---------- Supplied entries ----------
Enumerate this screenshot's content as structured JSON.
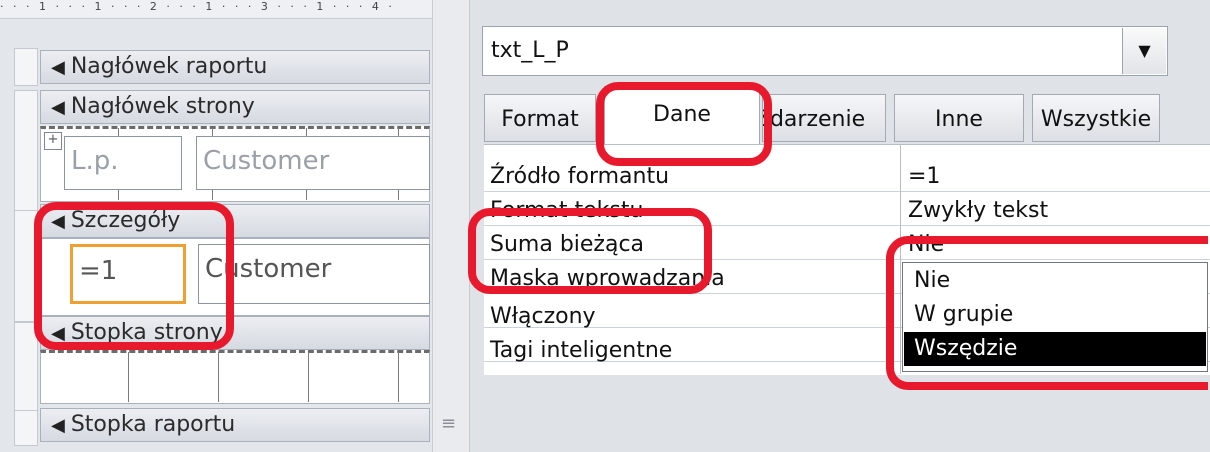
{
  "left_pane": {
    "ruler_text": "· · · 1 · · · 1 · · · 2 · · · 1 · · · 3 · · · 1 · · · 4 ·",
    "sections": {
      "report_header": "Nagłówek raportu",
      "page_header": "Nagłówek strony",
      "details": "Szczegóły",
      "page_footer": "Stopka strony",
      "report_footer": "Stopka raportu"
    },
    "page_header_fields": {
      "lp": "L.p.",
      "customer": "Customer"
    },
    "details_fields": {
      "value": "=1",
      "customer": "Customer"
    },
    "splitter_grip": "≡"
  },
  "property_sheet": {
    "selected_control": "txt_L_P",
    "tabs": [
      "Format",
      "Dane",
      "Zdarzenie",
      "Inne",
      "Wszystkie"
    ],
    "active_tab": "Dane",
    "properties": [
      {
        "name": "Źródło formantu",
        "value": "=1"
      },
      {
        "name": "Format tekstu",
        "value": "Zwykły tekst"
      },
      {
        "name": "Suma bieżąca",
        "value": "Nie"
      },
      {
        "name": "Maska wprowadzania",
        "value": ""
      },
      {
        "name": "Włączony",
        "value": ""
      },
      {
        "name": "Tagi inteligentne",
        "value": ""
      }
    ],
    "dropdown_options": [
      "Nie",
      "W grupie",
      "Wszędzie"
    ],
    "dropdown_selected": "Wszędzie"
  },
  "colors": {
    "highlight": "#e8192c",
    "selection_border": "#f0a030",
    "option_selected_bg": "#000000"
  },
  "icons": {
    "section_arrow": "section-expand-icon",
    "combo_arrow": "dropdown-arrow-icon",
    "move_handle": "move-handle-icon"
  }
}
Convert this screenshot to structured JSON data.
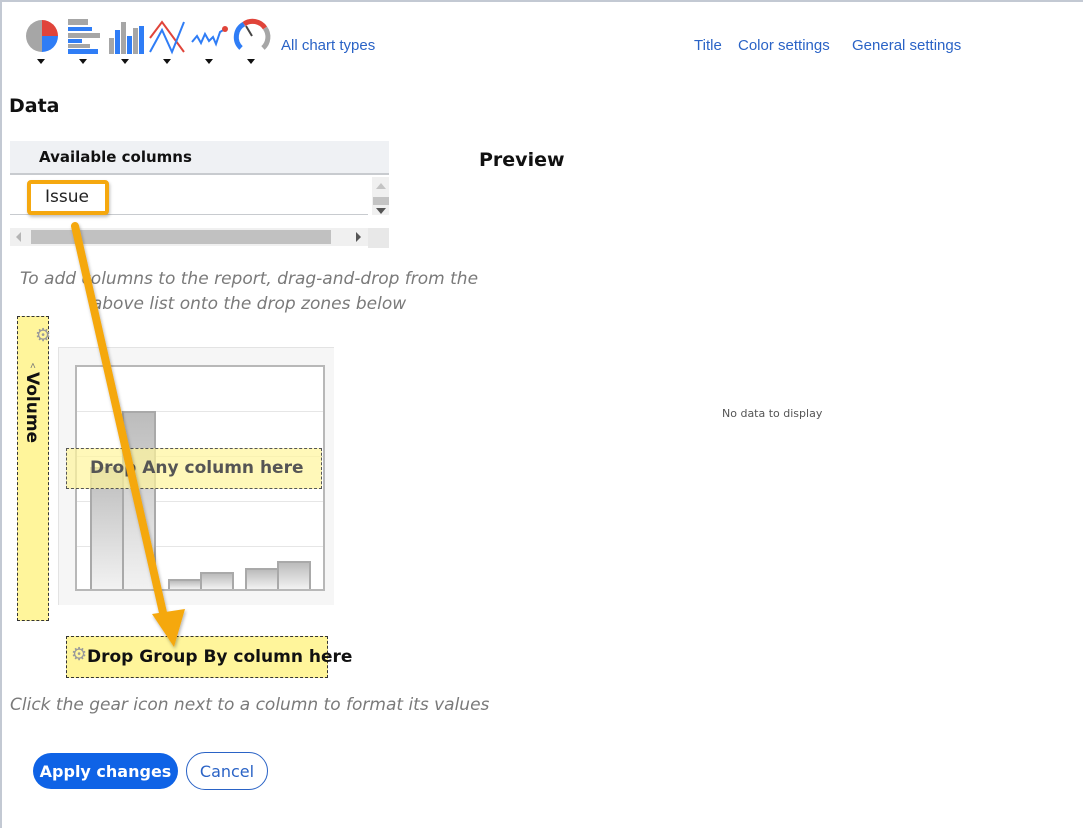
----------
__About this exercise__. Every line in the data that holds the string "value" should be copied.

__Output__.
      "value": "=1",
        "value": "=1"
        "value": "Zwykły tekst"
        "value": "Nie"
        "value": ""
        "value": ""
        "value": ""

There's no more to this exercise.